IF IT WASN'T the year from hell for the North American continent, it was the year from a place with a very similar temperature.
It's hard to remember, but it began with that bizarre summer-in-March heat wave that meteorologists described as one of the most anomalous weather events in the country's history. Before long there were record blazes burning in Colorado and New Mexico, and then a stifling heat wave moved east, triggering a "derecho" storm that raced almost 1,000 miles from Indiana to the Atlantic and left 5 million without power. July was the hottest month ever recorded in the United States; it was also when drought descended full force on the Midwest, stunting corn and soybeans and driving the world price of grain up by 40 percent (and making sure our hellish year became traumatic for poor people the planet round). By August it was clear we were in for a record melt year in the Arctic; when the long polar night finally fell, it was clear we'd essentially broken one of the planet's biggest physical features. And all that was before Sandy piled into our greatest urban area, leaving behind an indelible image of the future.
So the question becomes, what's an appropriate response? What even begins to match the magnitude of the trouble we face? What doesn't seem like spitting in the wind?
My sense is that the time has come to take on the fossil fuel industry itself—not the members of Congress they buy in droves each election season, but the real powers. Ignoring the damage they've already caused, these people spend hundreds of millions of dollars each day looking for new fossil fuels. And they spend hundreds of millions each year making sure no government stops them. They're like the tobacco industry at this point, except that instead of going after your lungs they're going after the lungs of the planet.
Taking them on is no easy matter—they're the richest industry on earth. But we're trying. The night after the election, we launched a roadshow around the country (see math.350.org  for an update). It's now wrapping up, but the important phase is beginning: a wave of divestment movements on campuses and in churches across the country. Since what they care about is money, we need to threaten a little of theirs, just as a generation ago activists were able to help take down the apartheid regime. Desmond Tutu sent us a powerful video to help launch the campaign; the time for divestment has come again, he said, since climate change is the moral issue of our time.
We're gathering people, too, for possible peaceful protest at shareholder meetings and the like. We clearly don't have the money to match the oil guys, but we do have other currencies: passion, spirit, creativity. And sometimes we have to spend our bodies.

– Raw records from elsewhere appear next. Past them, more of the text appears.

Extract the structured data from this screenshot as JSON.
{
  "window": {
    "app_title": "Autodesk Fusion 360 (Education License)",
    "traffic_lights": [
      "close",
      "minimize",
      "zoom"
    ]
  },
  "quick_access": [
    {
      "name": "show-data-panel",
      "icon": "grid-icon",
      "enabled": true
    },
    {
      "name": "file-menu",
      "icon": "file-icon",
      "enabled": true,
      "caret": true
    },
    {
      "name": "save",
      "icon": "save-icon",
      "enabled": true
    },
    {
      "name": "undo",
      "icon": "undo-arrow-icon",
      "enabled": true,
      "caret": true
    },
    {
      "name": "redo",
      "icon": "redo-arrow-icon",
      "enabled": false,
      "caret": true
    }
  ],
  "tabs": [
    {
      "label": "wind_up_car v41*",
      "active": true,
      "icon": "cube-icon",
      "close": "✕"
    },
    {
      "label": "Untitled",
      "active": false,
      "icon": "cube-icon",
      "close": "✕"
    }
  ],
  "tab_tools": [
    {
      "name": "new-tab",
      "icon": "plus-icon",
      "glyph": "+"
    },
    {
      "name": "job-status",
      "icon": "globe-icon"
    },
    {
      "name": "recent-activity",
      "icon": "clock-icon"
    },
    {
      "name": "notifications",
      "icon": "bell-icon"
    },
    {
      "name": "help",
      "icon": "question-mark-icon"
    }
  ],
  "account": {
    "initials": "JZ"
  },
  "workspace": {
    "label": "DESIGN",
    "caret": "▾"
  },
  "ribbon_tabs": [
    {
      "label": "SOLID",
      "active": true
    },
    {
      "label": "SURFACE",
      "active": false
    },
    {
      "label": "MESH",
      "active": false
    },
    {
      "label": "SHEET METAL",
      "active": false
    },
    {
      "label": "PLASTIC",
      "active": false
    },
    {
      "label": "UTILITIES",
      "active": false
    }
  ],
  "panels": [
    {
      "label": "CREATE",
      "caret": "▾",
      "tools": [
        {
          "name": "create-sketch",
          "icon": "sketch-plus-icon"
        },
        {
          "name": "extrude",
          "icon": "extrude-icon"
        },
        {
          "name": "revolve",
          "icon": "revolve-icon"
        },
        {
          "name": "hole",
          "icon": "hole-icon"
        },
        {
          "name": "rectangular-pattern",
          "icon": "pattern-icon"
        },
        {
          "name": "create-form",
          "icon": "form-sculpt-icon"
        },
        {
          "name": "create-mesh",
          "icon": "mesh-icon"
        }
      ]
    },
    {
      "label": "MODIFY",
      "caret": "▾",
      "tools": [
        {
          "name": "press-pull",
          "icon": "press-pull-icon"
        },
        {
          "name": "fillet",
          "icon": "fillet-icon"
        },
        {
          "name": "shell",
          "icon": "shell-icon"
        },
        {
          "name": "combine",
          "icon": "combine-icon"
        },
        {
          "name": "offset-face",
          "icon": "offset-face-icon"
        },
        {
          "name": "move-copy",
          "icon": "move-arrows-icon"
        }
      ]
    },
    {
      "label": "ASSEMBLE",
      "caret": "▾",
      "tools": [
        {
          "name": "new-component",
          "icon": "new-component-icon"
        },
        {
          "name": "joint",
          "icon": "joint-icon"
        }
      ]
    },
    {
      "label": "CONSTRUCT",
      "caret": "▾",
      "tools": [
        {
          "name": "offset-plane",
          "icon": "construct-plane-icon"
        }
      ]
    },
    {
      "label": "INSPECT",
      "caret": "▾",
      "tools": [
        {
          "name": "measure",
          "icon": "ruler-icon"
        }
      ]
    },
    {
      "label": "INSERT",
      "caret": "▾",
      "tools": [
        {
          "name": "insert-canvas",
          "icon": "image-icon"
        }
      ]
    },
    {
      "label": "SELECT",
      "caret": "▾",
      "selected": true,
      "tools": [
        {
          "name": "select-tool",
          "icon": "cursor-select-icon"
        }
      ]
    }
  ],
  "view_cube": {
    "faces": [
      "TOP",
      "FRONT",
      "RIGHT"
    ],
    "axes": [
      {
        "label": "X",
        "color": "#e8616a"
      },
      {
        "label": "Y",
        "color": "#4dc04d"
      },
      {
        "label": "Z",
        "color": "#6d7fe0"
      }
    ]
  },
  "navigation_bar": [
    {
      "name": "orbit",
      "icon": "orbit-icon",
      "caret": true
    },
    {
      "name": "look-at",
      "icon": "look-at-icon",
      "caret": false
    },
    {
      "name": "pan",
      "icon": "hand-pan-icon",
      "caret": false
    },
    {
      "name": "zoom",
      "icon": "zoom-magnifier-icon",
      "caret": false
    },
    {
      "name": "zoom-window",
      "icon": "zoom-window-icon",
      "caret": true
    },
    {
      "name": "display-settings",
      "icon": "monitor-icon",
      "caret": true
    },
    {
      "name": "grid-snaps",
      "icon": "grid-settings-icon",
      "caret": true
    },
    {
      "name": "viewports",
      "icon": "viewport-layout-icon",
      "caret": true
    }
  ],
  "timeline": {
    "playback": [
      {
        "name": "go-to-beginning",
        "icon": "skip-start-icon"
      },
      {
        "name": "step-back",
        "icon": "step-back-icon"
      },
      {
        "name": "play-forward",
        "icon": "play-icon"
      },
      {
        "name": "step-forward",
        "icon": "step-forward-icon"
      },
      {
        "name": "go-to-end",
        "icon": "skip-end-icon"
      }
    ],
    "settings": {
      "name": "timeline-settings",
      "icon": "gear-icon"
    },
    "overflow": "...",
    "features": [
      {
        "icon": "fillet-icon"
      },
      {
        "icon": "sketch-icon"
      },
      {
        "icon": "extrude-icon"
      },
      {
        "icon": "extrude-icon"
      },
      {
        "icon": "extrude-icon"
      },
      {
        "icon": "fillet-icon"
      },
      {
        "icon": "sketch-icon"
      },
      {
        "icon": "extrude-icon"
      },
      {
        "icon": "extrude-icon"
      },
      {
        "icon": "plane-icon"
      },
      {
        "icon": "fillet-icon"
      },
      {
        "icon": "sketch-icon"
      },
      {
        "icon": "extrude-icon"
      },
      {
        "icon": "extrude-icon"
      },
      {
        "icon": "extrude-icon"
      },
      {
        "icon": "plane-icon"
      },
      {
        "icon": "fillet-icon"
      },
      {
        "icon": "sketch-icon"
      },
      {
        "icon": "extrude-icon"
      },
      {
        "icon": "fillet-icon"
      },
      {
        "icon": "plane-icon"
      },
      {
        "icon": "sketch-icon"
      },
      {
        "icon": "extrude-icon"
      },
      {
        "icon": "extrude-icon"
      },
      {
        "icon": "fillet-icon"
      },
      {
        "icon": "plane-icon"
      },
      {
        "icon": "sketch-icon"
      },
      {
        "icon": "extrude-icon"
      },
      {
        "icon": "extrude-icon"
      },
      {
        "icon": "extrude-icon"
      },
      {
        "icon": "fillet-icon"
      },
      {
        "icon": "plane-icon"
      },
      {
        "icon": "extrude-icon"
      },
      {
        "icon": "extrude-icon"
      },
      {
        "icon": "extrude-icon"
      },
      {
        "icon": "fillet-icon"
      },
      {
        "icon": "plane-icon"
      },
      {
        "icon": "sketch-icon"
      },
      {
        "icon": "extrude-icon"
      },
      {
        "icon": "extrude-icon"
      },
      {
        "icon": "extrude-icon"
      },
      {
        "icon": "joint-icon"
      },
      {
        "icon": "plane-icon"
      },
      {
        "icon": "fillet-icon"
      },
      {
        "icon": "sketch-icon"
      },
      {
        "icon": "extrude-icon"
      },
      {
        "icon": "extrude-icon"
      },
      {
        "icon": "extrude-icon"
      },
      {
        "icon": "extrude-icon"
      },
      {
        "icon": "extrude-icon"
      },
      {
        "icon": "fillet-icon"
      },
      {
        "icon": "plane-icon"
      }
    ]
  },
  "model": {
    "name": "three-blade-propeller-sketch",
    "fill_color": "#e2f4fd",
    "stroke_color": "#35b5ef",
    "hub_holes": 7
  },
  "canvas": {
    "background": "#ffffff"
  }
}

We're all implicated in climate change, of course, because we use fossil fuel. But most of us would just as soon use sun or wind to power our lives. It's only the Exxons of the world that are full-on committed to burning carbon, damn the cost. So real change requires changing them, altering the rules under which they work so they decide to become energy companies, not fossil fuel companies. It will be hard, and I don't know if it will work—but I do know we have to respond with a sacrificial spirit to the year we've just seen. The fossil fuel industry is exercising a brutal dominion over the planet—the ugliest kind, not the wise and careful stewardship to which we are called. That's not okay.